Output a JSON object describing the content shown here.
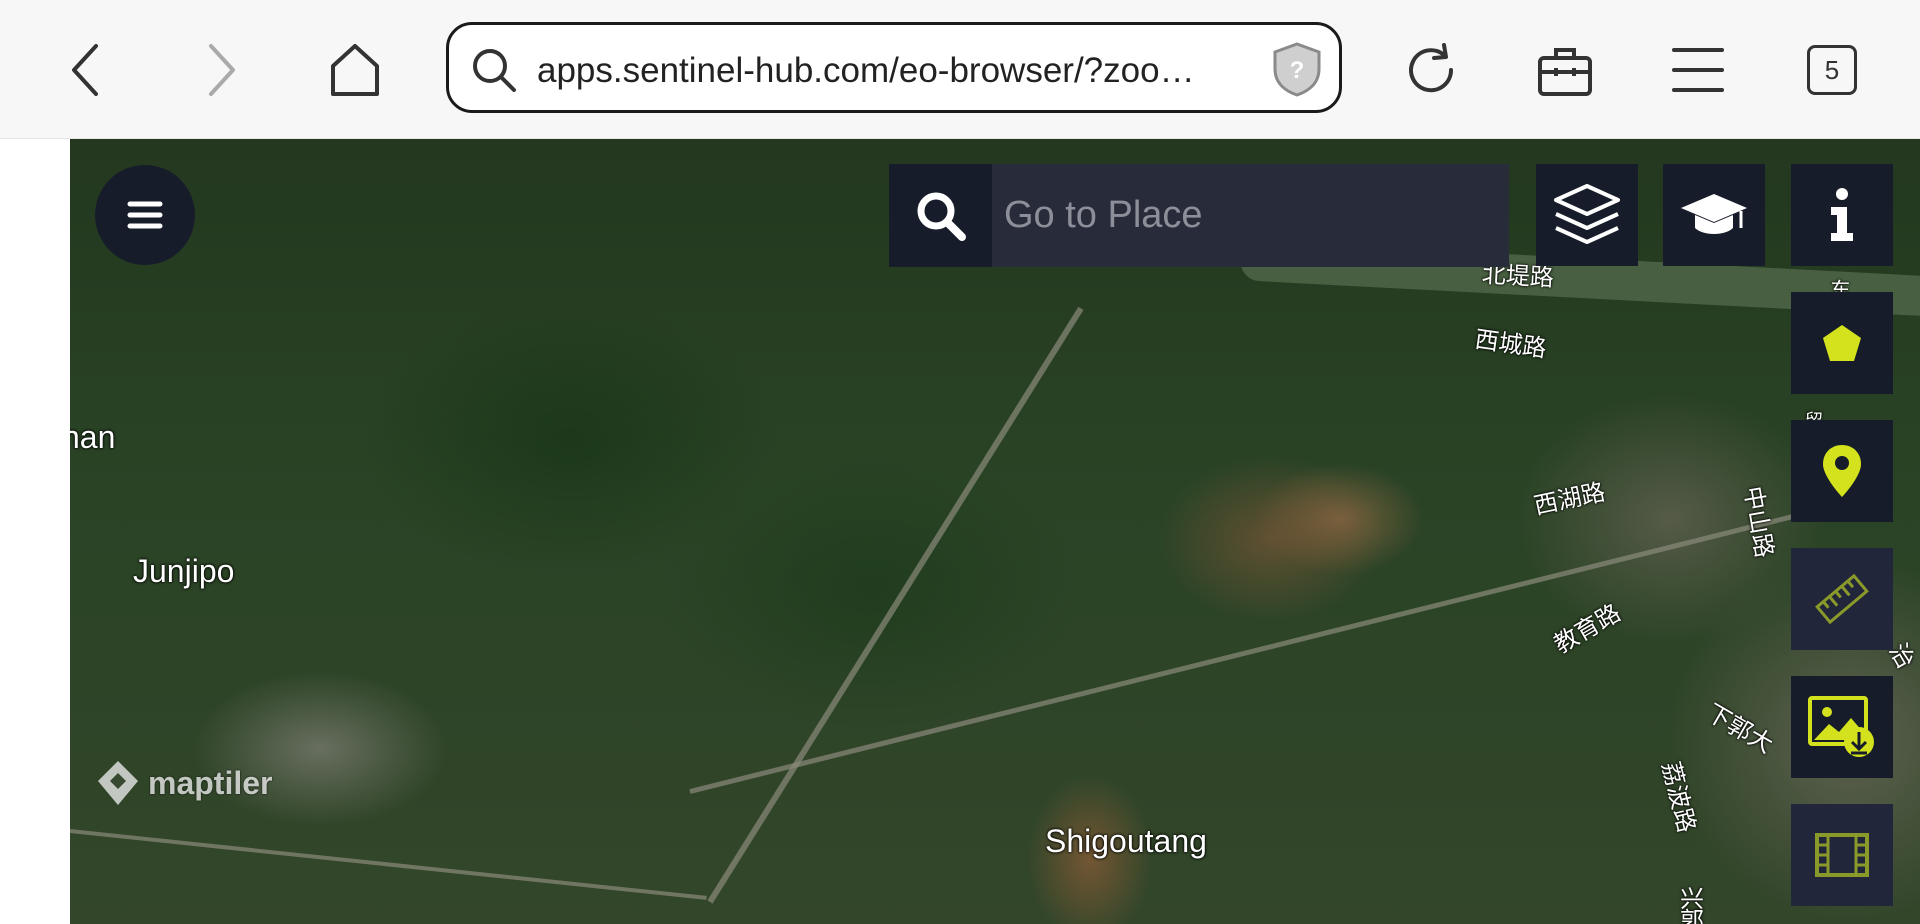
{
  "browser": {
    "url": "apps.sentinel-hub.com/eo-browser/?zoo…",
    "tab_count": "5",
    "icons": [
      "back-icon",
      "forward-icon",
      "home-icon",
      "search-icon",
      "shield-icon",
      "reload-icon",
      "toolbox-icon",
      "menu-icon",
      "tabs-icon"
    ]
  },
  "map": {
    "search_placeholder": "Go to Place",
    "attribution": "maptiler",
    "places": {
      "partial_left": "nan",
      "junjipo": "Junjipo",
      "shigoutang": "Shigoutang"
    },
    "streets": {
      "beidi": "北堤路",
      "xicheng": "西城路",
      "xihu": "西湖路",
      "zhongshan": "中山路",
      "jiaoyu": "教育路",
      "xiaguo": "下郭大",
      "libo": "荔波路",
      "dongdi": "东堤中路",
      "xing": "兴",
      "guo": "郭",
      "zhi": "治",
      "liu": "留"
    },
    "controls": [
      "menu-icon",
      "layers-icon",
      "education-icon",
      "info-icon",
      "pentagon-icon",
      "location-pin-icon",
      "ruler-icon",
      "image-download-icon",
      "film-icon"
    ]
  },
  "colors": {
    "accent": "#d3e21c",
    "panel": "#171c2a",
    "panel_input": "#282c3a"
  }
}
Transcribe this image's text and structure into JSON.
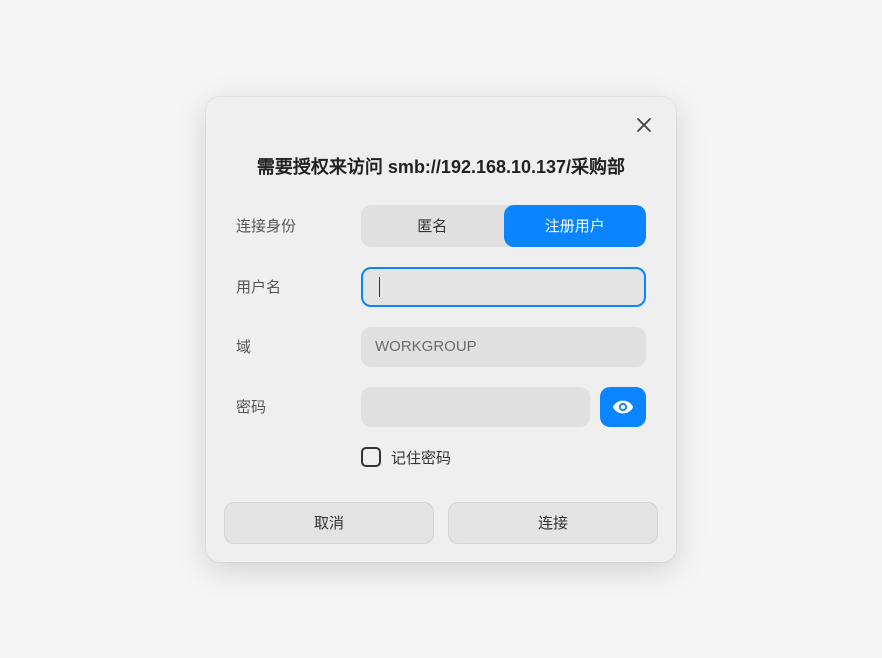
{
  "dialog": {
    "title": "需要授权来访问 smb://192.168.10.137/采购部",
    "identity": {
      "label": "连接身份",
      "anonymous": "匿名",
      "registered": "注册用户"
    },
    "username": {
      "label": "用户名",
      "value": ""
    },
    "domain": {
      "label": "域",
      "value": "WORKGROUP"
    },
    "password": {
      "label": "密码",
      "value": ""
    },
    "remember": {
      "label": "记住密码"
    },
    "buttons": {
      "cancel": "取消",
      "connect": "连接"
    }
  }
}
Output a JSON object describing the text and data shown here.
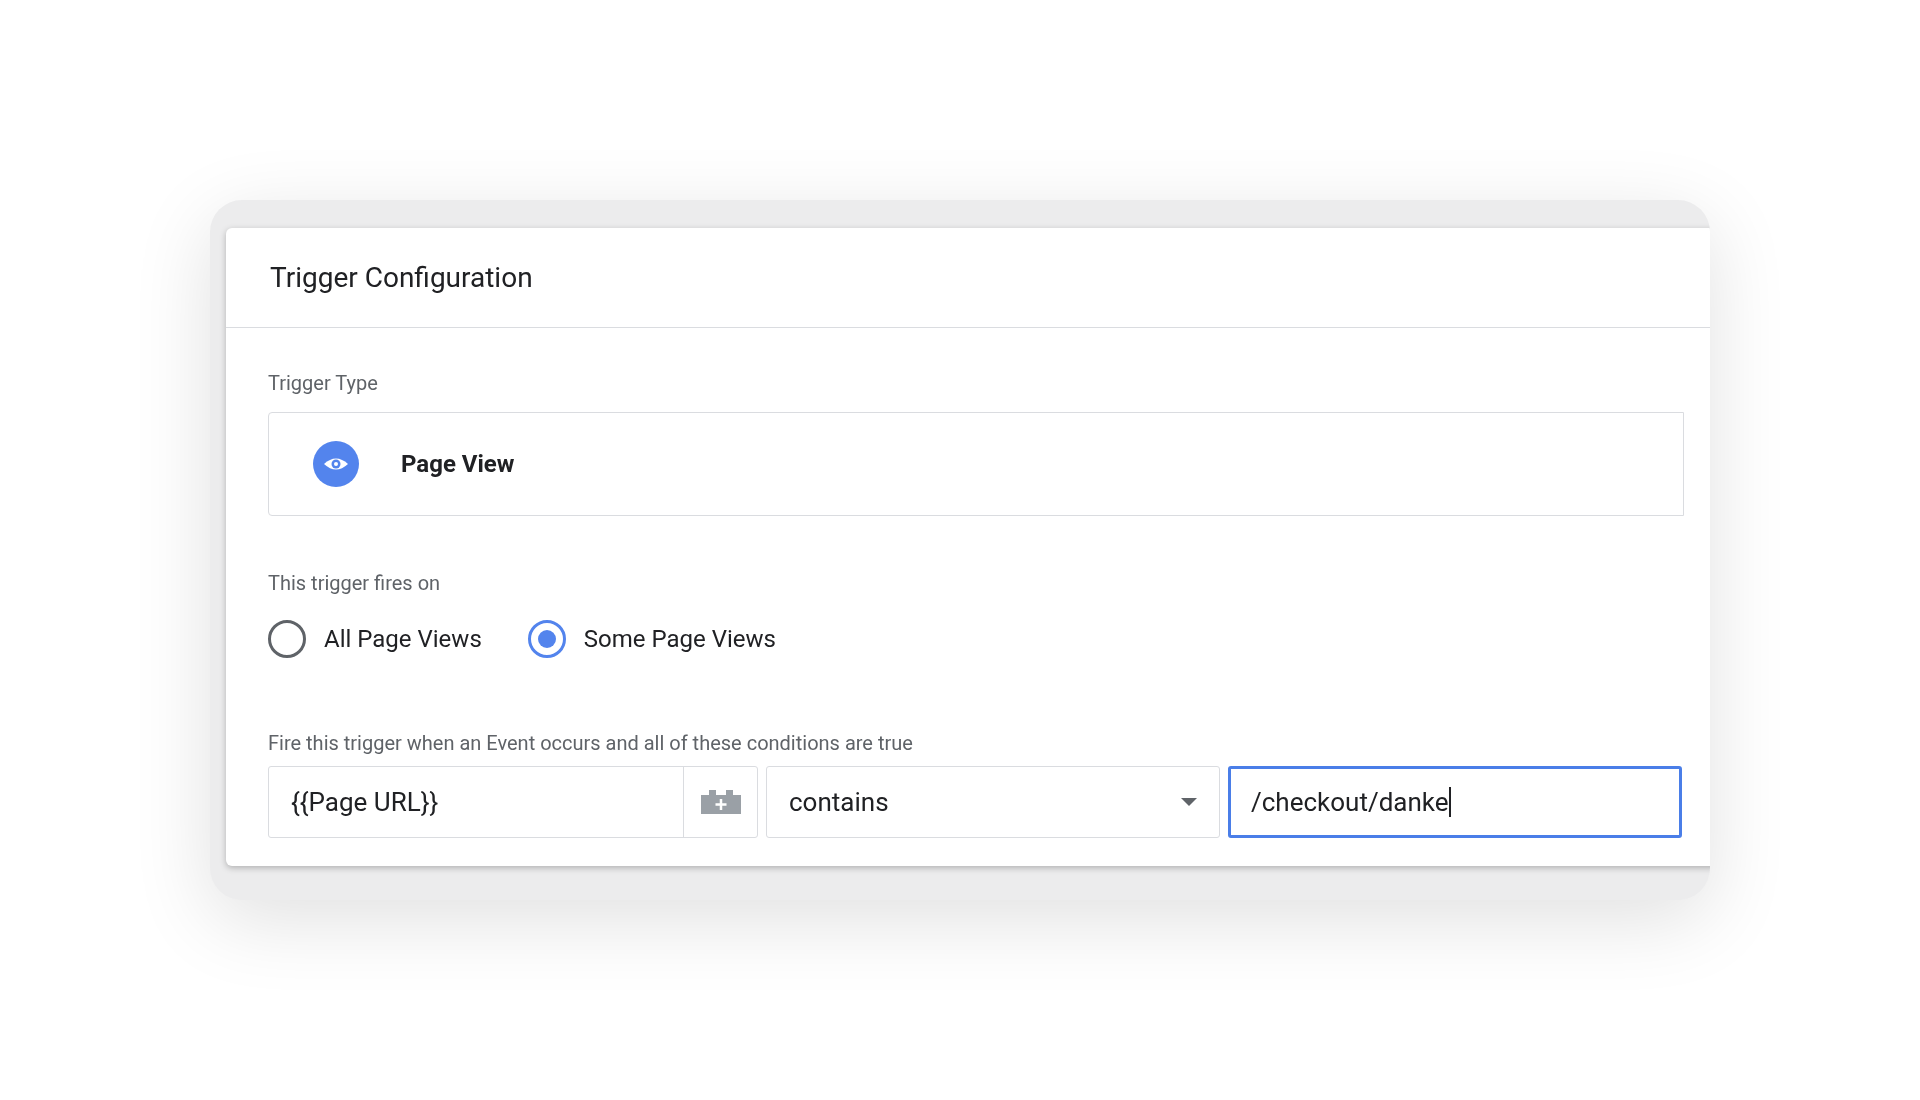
{
  "card": {
    "title": "Trigger Configuration"
  },
  "trigger_type": {
    "label": "Trigger Type",
    "name": "Page View"
  },
  "fires_on": {
    "label": "This trigger fires on",
    "options": [
      {
        "label": "All Page Views",
        "selected": false
      },
      {
        "label": "Some Page Views",
        "selected": true
      }
    ]
  },
  "conditions": {
    "label": "Fire this trigger when an Event occurs and all of these conditions are true",
    "variable": "{{Page URL}}",
    "operator": "contains",
    "value": {
      "text": "/checkout/danke",
      "focused": true
    }
  }
}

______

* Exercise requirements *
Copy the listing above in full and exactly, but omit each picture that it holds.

* Answer *
Output a JSON object describing the content shown here.
{
  "browser": {
    "url": "apps.sentinel-hub.com/eo-browser/?zoo…",
    "tab_count": "5",
    "icons": [
      "back-icon",
      "forward-icon",
      "home-icon",
      "search-icon",
      "shield-icon",
      "reload-icon",
      "toolbox-icon",
      "menu-icon",
      "tabs-icon"
    ]
  },
  "map": {
    "search_placeholder": "Go to Place",
    "attribution": "maptiler",
    "places": {
      "partial_left": "nan",
      "junjipo": "Junjipo",
      "shigoutang": "Shigoutang"
    },
    "streets": {
      "beidi": "北堤路",
      "xicheng": "西城路",
      "xihu": "西湖路",
      "zhongshan": "中山路",
      "jiaoyu": "教育路",
      "xiaguo": "下郭大",
      "libo": "荔波路",
      "dongdi": "东堤中路",
      "xing": "兴",
      "guo": "郭",
      "zhi": "治",
      "liu": "留"
    },
    "controls": [
      "menu-icon",
      "layers-icon",
      "education-icon",
      "info-icon",
      "pentagon-icon",
      "location-pin-icon",
      "ruler-icon",
      "image-download-icon",
      "film-icon"
    ]
  },
  "colors": {
    "accent": "#d3e21c",
    "panel": "#171c2a",
    "panel_input": "#282c3a"
  }
}
Transcribe this image's text and structure into JSON.
{
  "dialog": {
    "title": "需要授权来访问 smb://192.168.10.137/采购部",
    "identity": {
      "label": "连接身份",
      "anonymous": "匿名",
      "registered": "注册用户"
    },
    "username": {
      "label": "用户名",
      "value": ""
    },
    "domain": {
      "label": "域",
      "value": "WORKGROUP"
    },
    "password": {
      "label": "密码",
      "value": ""
    },
    "remember": {
      "label": "记住密码"
    },
    "buttons": {
      "cancel": "取消",
      "connect": "连接"
    }
  }
}
Output a JSON object describing the text and data shown here.
{
  "card": {
    "title": "Trigger Configuration"
  },
  "trigger_type": {
    "label": "Trigger Type",
    "name": "Page View"
  },
  "fires_on": {
    "label": "This trigger fires on",
    "options": [
      {
        "label": "All Page Views",
        "selected": false
      },
      {
        "label": "Some Page Views",
        "selected": true
      }
    ]
  },
  "conditions": {
    "label": "Fire this trigger when an Event occurs and all of these conditions are true",
    "variable": "{{Page URL}}",
    "operator": "contains",
    "value": {
      "text": "/checkout/danke",
      "focused": true
    }
  }
}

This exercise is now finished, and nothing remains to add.